This table is not real!

Years ago, I was teaching a group of students on reality and I banged on the coffee table in front of me and said, “This table is not real!”

Doubtful, startled and with a look that said, “prove-it-to-me,” they rolled their eyes in complete disagreement.

A friend reminded me recently of this episode. “Do you remember when you banged on the table and said, ‘This is not real?’”

“Yes, I do,” I said. “I don’t know how I knew, because I didn’t know what I was saying, yet I knew there was something more than the physical, life was more than dead wood that looked like a coffee table.”

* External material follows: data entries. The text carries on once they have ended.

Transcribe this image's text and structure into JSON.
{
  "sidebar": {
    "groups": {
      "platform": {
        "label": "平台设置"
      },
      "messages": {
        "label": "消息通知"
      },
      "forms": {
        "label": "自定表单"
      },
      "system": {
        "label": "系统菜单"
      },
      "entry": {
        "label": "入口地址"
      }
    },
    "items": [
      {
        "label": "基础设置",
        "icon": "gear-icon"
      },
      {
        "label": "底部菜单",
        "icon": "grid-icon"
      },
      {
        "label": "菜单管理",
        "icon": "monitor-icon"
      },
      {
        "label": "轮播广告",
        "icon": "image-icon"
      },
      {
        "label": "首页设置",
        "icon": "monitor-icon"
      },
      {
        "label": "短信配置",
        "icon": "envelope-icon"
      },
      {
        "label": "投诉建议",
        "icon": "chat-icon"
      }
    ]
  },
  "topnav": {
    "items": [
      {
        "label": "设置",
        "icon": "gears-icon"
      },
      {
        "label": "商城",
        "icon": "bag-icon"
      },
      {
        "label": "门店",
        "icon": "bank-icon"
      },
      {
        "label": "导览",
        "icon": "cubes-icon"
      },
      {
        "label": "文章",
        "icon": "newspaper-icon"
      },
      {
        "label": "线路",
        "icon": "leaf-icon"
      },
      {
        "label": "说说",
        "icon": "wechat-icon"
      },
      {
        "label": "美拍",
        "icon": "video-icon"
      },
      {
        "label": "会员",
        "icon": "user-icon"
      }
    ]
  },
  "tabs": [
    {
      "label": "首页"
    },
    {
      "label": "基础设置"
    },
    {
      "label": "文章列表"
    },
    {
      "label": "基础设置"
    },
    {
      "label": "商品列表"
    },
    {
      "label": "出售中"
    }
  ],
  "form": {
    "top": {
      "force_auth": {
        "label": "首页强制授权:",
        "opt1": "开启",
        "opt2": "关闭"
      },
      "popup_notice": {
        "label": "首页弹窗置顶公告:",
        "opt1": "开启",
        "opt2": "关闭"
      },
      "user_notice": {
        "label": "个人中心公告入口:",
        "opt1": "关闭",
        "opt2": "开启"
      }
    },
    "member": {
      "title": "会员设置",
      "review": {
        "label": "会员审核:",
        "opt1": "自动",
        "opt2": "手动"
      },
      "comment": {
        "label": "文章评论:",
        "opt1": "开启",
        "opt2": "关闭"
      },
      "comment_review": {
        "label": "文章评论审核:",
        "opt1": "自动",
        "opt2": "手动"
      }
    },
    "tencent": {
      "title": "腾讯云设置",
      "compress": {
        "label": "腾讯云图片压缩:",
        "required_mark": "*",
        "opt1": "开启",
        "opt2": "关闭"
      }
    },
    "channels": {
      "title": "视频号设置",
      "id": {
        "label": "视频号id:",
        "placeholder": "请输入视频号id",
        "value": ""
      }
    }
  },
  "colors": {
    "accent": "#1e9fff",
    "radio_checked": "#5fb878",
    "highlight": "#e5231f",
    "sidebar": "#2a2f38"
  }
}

So what is real? Most of us have caught ourselves crying over a movie, knowing it wasn’t real, but it sure felt real. The actor brought life to the physical film and script. Or maybe, we’ve studied a piece of art and wondered how the artist painted a certain object, such as a chair. The chair wasn’t real in the painting, but it sure seemed real enough. It is because the artist painted the image in a way that brought it beyond the confines of paint and canvas. It is the organization of colors, values and shapes that gave an illusion that it was real. Organization comes from the artist and it is the artist that breathes life into a dead object by his expression.

In relating this story to a friend, a pianist who has studied Bach with intense fervor, he immediately directed me to a music video by Rosalyn Tureck in which he asked me to consider the same thought of organization in music. Tureck had a profound influence on the musical world, especially in the field of Bach interpretation.

Tureck says Bach’s music was not made for one instrument only but excels beyond any one instrument. His main interest is the organization pattern itself, more than tone color. “Organization is non-material, non-physical,” she says, thus making his music abstract. “This brings us inevitably to the wonder of life and to spirituality and that is another major aspect of the ground that Bach shares with us in our intellectual, aesthetic, and spiritual movement into the future.”

What did Tureck mean? Whether we speak about music, painting or wood crafting, it is the human spirit that we embrace and the artist’s spirit that we behold in the work of art. The artist leaves behind some imprint of his spirit and we behold it in the abstract which is beyond the lines we draw.

“The true work of art is but a shadow of the divine perfection.” These are words by Michelangelo. Spirit is invisible to the eye, but it has substance and is weighty. It is more than a ghostly quality, like the air that we breathe, it is the life we live and this is the mystery.

My good friend who directed me to Tureck’s video says it this way. “Bach had the ability to organize notes to make music. But doesn’t every good composer do that too? What about him is not like the others, that he has in common with Rembrandt, but not with Chopin. Chopin’s music is as organized as Bach’s, but he develops his artistic product out of sonorities for a specific effect, which is lost when played on the wrong instrument. Bach seems primarily focused on organization patterns, so the beauty he captures remains in place, even if the sonority is changed.”

This is all too high for my thinking, but the coffee table? Well, it came and went, and where ever it is, probably still holds magazines and the organization of wood, paint and polish represents a table. But, we still carry a moment in our minds when a statement disturbed the students and they questioned whether it was real or not.

The spirit of Rembrandt and others live on and transcends into our time A Rembrandt has never lost its substance or life, neither has Bach. And as uniquely our spirits continue to live in our work.

The Final Brushstroke! Spirit is the substance that artists create with. Paint, canvas, paper or wood are just the vehicles that express it.

Comments from readers 

If you have any comments or commentary for Life in the Artist’s Lane, we would enjoy hearing from you. E-mail us at bettyslade@centurytel.net

Quote for the week

“If people knew how hard I worked to get my mastery, it wouldn’t seem wonderful at all.” — Michelangelo.

What’s happening at the Co-op

The High School Artist’s Exhibit reception is almost here. Come by the Co-op (150 Pagosa St.) Sunday, anytime between 1-4 p.m. and meet the incredible high school artists and see their work. The winners will be announced at 1 p.m. and prizes from the following sponsors will be awarded: DSP Pizza, JJ’s Riverwalk Restaurant, Shanghai Restaurant and Nello’s.

Visit our Web site, www.pagosaspringsartists.com. We are still receiving works by artists and craftspeople who want to become members of the Co-op.


Photo courtesy Betty Slade
Ashley Iverson’s “Beautiful Wind” is one of the works featured in the High School Artists Exhibit at the Pagosa Springs Artisans Co-op. A reception for the artists will be held Sunday.